We’re talking to authors from all walks of life about their experiences in publishing their book. Some have smooth paths, some rocky, but they all share a common goal – to see their name on the cover of their creation. It’s interesting to read what path they decided to take to get there and my guest today is here to tell everyone what he/she did in order to make it all happen so that other writers will learn a little something from the experience.
Today we are talking to Gary Grossman, author of the political thriller book, Executive Command .
Thank you for your time in answering our questions, Gary. Let’s begin by having you explain to us why you decided to write a book?
That’s a great question. I grew up in a small upstate New York town. My dad was in law enforcement and my mother worked in politics. The combination brought me a real awareness of information gathering and information use. The two worlds merged in much of my work as a documentary TV producer, a newspaper columnist and now (also) a novelist. So “why” I decided to write a book, or in my case, the “Executive” series of thrillers (which started with “Executive Actions,” then “Executive Treason” and now “Executive Command”) is that I wanted to raise awareness of real world dangers in an engaging way. Since there’s so much noise in the news today, I decided to work through fiction. What are these dangers. Try sleeper cell spies working in the U.S., the need to overhaul our outdated Presidential succession rules set forth in the 25th Amendment before they lead to a constitution crisis, the power of hate radio, and in “Executive Command,” the ease at which terrorists could attack local water supplies – like in the town where I grew up…and yours.
Is this your first book?
This is the third in my “Executive” trilogy. It picks up right after “Executive Actions” and “Executive Treason,” all highly charged, globe-trotting adventures that I actually describe as “political reality thrillers.” I use that term because they literally (I suppose the pun is intended) jump out of the headlines. They’re fact-based, timely, relevant and deal with real world threats.
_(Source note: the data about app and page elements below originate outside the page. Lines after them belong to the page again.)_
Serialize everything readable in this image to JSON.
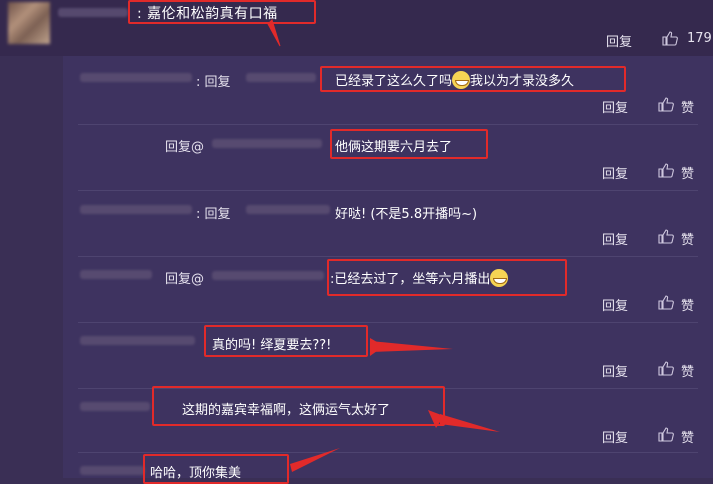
{
  "main": {
    "comment_text": ": 嘉伦和松韵真有口福",
    "reply_label": "回复",
    "like_count": "179"
  },
  "replies": [
    {
      "prefix_colon": ": 回复",
      "text": "已经录了这么久了吗",
      "emoji": "smile-grin",
      "text_after": "我以为才录没多久",
      "reply_label": "回复",
      "like_label": "赞"
    },
    {
      "prefix": "回复@",
      "text": "他俩这期要六月去了",
      "reply_label": "回复",
      "like_label": "赞"
    },
    {
      "prefix_colon": ": 回复",
      "text": "好哒!  (不是5.8开播吗~)",
      "reply_label": "回复",
      "like_label": "赞"
    },
    {
      "prefix": "回复@",
      "text": ":已经去过了，坐等六月播出",
      "emoji": "grin",
      "reply_label": "回复",
      "like_label": "赞"
    },
    {
      "text": "真的吗! 绎夏要去??!",
      "reply_label": "回复",
      "like_label": "赞"
    },
    {
      "text": "这期的嘉宾幸福啊，这俩运气太好了",
      "reply_label": "回复",
      "like_label": "赞"
    },
    {
      "text": "哈哈，顶你集美"
    }
  ],
  "colors": {
    "background": "#3a2f55",
    "panel": "#3e3360",
    "highlight_box": "#e12a2a"
  }
}
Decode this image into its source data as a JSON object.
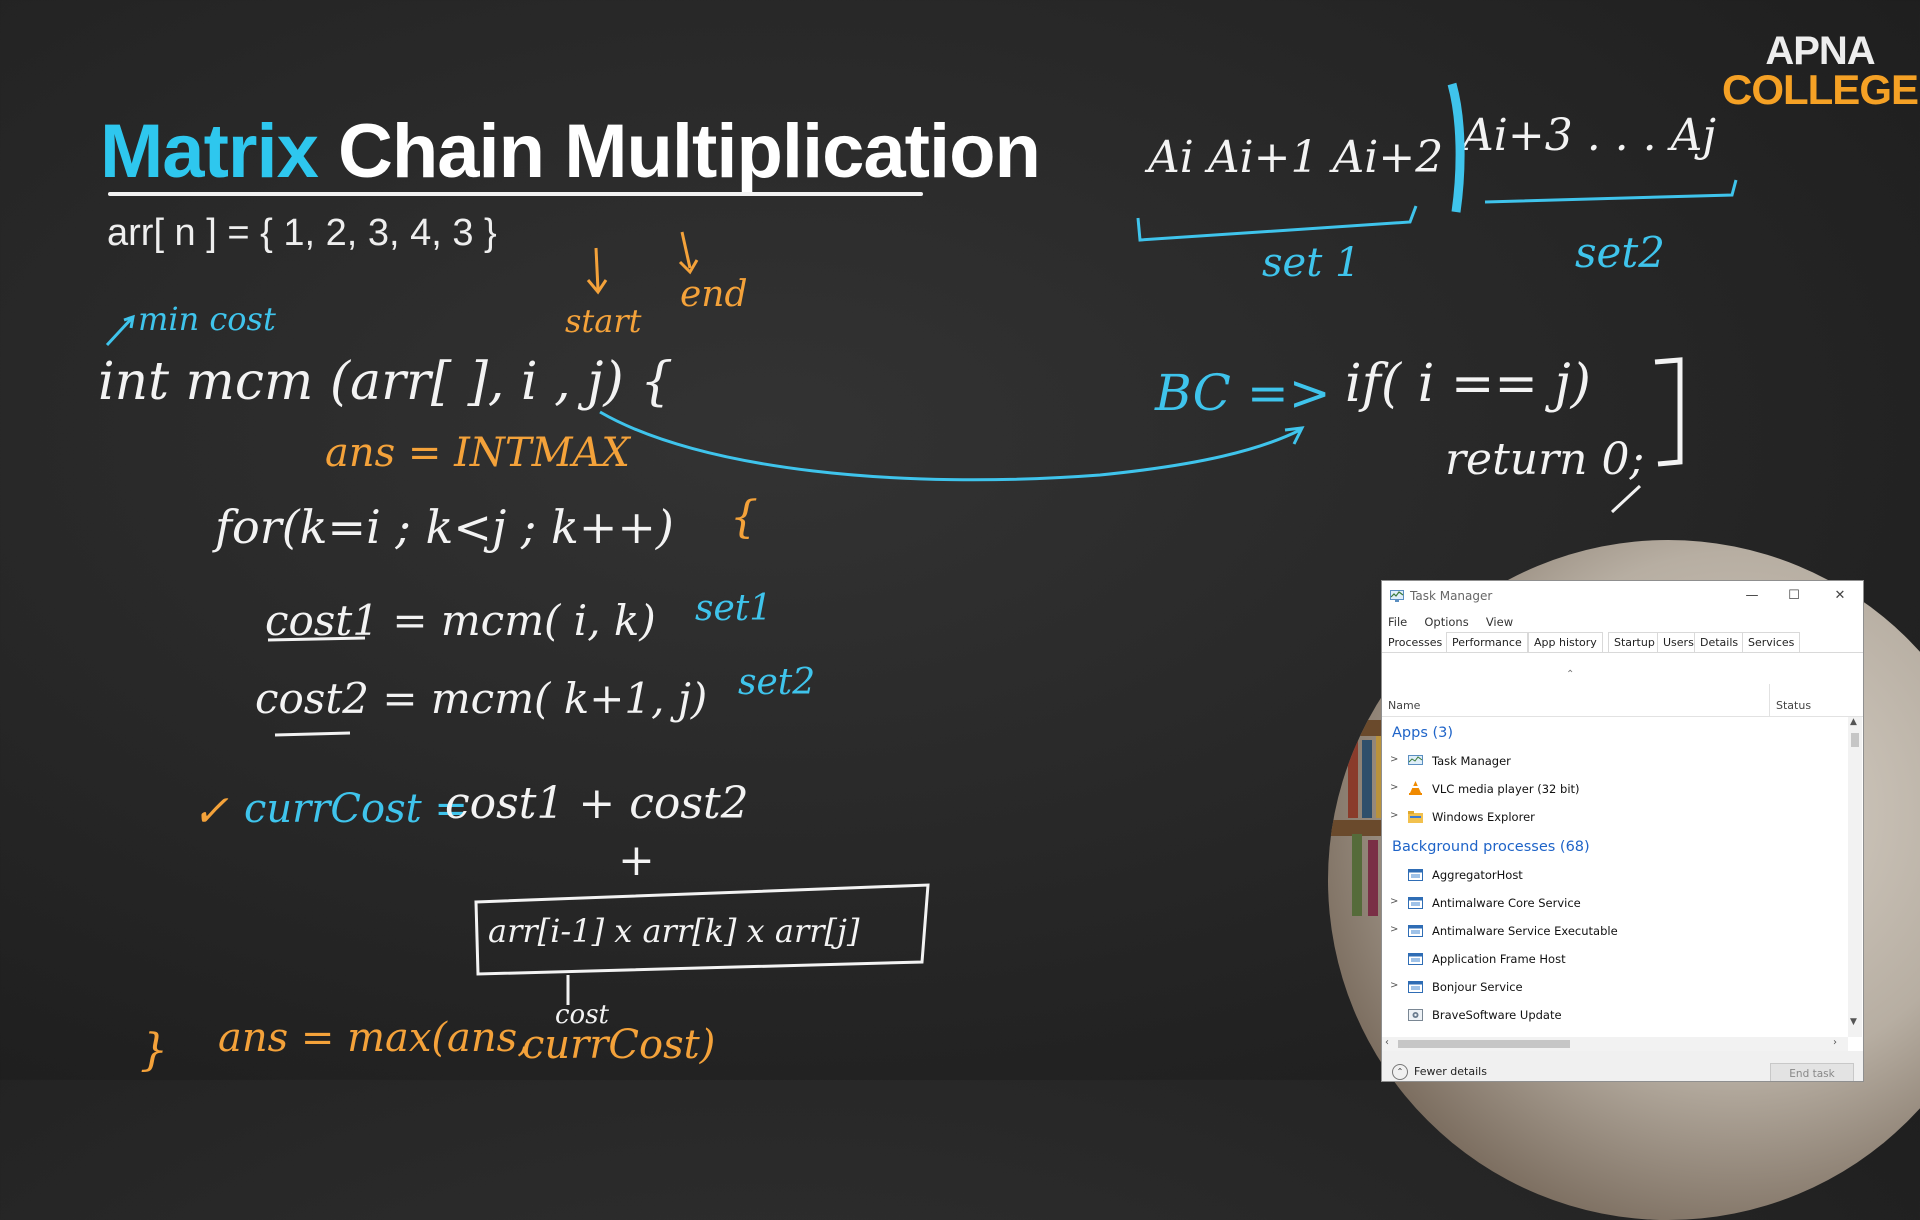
{
  "title": {
    "accent": "Matrix",
    "rest": "Chain Multiplication"
  },
  "array_line": "arr[ n ] = { 1, 2, 3, 4, 3 }",
  "logo": {
    "line1": "APNA",
    "line2": "COLLEGE"
  },
  "notes": {
    "min_cost": "min cost",
    "start": "start",
    "end": "end",
    "func_sig": "int mcm (arr[ ], i , j)  {",
    "ans_init": "ans = INTMAX",
    "for_loop": "for(k=i ; k<j ; k++)",
    "brace_open": "{",
    "cost1": "cost1 = mcm( i, k)",
    "set1_small": "set1",
    "cost2": "cost2 = mcm( k+1, j)",
    "set2_small": "set2",
    "check": "✓",
    "currcost_label": "currCost =",
    "currcost_expr": "cost1 + cost2",
    "plus": "+",
    "product": "arr[i-1] x arr[k] x arr[j]",
    "cost_label": "cost",
    "close_brace": "}",
    "ans_update_a": "ans = max(ans,",
    "ans_update_b": "currCost)",
    "chain_left": "Ai Ai+1 Ai+2",
    "chain_right": "Ai+3 . . . Aj",
    "set1_label": "set 1",
    "set2_label": "set2",
    "bc_label": "BC =>",
    "bc_if": "if( i == j)",
    "bc_return": "return 0;"
  },
  "task_manager": {
    "title": "Task Manager",
    "menu": [
      "File",
      "Options",
      "View"
    ],
    "tabs": [
      "Processes",
      "Performance",
      "App history",
      "Startup",
      "Users",
      "Details",
      "Services"
    ],
    "columns": {
      "name": "Name",
      "status": "Status"
    },
    "apps_header": "Apps (3)",
    "apps": [
      {
        "label": "Task Manager",
        "expandable": true,
        "icon": "task-manager-icon"
      },
      {
        "label": "VLC media player (32 bit)",
        "expandable": true,
        "icon": "vlc-cone-icon"
      },
      {
        "label": "Windows Explorer",
        "expandable": true,
        "icon": "folder-icon"
      }
    ],
    "bg_header": "Background processes (68)",
    "background": [
      {
        "label": "AggregatorHost",
        "expandable": false,
        "icon": "window-process-icon"
      },
      {
        "label": "Antimalware Core Service",
        "expandable": true,
        "icon": "window-process-icon"
      },
      {
        "label": "Antimalware Service Executable",
        "expandable": true,
        "icon": "window-process-icon"
      },
      {
        "label": "Application Frame Host",
        "expandable": false,
        "icon": "window-process-icon"
      },
      {
        "label": "Bonjour Service",
        "expandable": true,
        "icon": "window-process-icon"
      },
      {
        "label": "BraveSoftware Update",
        "expandable": false,
        "icon": "setup-icon"
      }
    ],
    "footer": {
      "fewer": "Fewer details",
      "end_task": "End task"
    },
    "colors": {
      "link_blue": "#1f64c8",
      "window_bg": "#ffffff"
    }
  },
  "colors": {
    "title_accent": "#2ec7ee",
    "logo_orange": "#f5a125",
    "chalk_blue": "#3fc4ec",
    "chalk_orange": "#f4a23a"
  }
}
In the case of “Executive Command,” that threat is focused on a plot that deals with our most vulnerable natural resource: WATER.
Can you tell us a little about your publishing journey?
9/11 got me into fiction. That’s right, reality brought me to fiction. I was in New York the day of the horrific attack. I wondered what other targets are as exposed. I started thinking that they’re not just buildings and the people who occupy them. Targets include American institutions; our very way of life. That led me to realizing that other true targets were the institution of the American presidency itself, our faith in government, and ultimately our belief that the infrastructure will be there for us. Each are targeted in my eBooks from Diversion Books, “Executive Actions,” “Executive Treason” and now “Executive Command.”
What lessons do you feel you learned about the publishing industry?
Publishing, like television, is changing at light speed. And the lesson is, change or die. Maybe a more literary way to put it is that I decided to get on the train rather than be under it. And so, I’ve moved into the fastest growing sector of publishing, where people are migrating today, and will surely live tomorrow – eBooks. My publisher is Diversion Books in New York City, a forward – no, let me make that a fast-forward company that believes in me and is clearing the way for “Executive Command” to be a solid entry in the political thriller marketplace.
If you had the chance to change something regarding how you got published, what would you change?
It’s all a learning process. So would I change what I learned? Not really. However, if you think you’re finished once you’ve written a book, you’re mistaken. You have to market your work, market yourself, reach readers through traditional public relations and social media. More than 100 years ago P.T. Barnum said, “Without publicity, something terrible happens. Nothing.” It’s more true today. That’s why I’m thrilled to be participating in “Divine Caroline – Life in Your Words,” a wonderful portal to reach you – potential readers, thought leaders, and engaged citizens.
Did you credit any person or organization with helping you get published?
My thanks go out to Roger Cooper who really gave me my start as a novelist when he was at Byron Preiss Publishing. Roger is a wonderful, experienced and brilliant mentor. My thanks, too to Nancy Cushing-Jones at the marketing company Broadthink, Sandi Goldfarb at Rasky Baerlein Strategic Marketing, my business partner at Weller/Grossman Productions, Robb Weller and now, clearly Mary Cummings at Diversion Books and Diversion Books founder, Scott Waxman. I can go on and on, but that’s a good and important list.
What’s the best advice you can give to aspiring authors?
My college roommate, a wonderful short story writer and playwright, once told me that writers write. If I wanted to become a writer, I had to write every day. Well, here I am writing now – right here. That qualifies and I hope I’m living up to the advice of Jeffrey Davis, who is now also authoring books.
Thank you for inviting me to participate. I’m happy to answer reader questions and engage in more dialogue. I’m reachable through www.garygrossman.com  and firstname.lastname@example.org.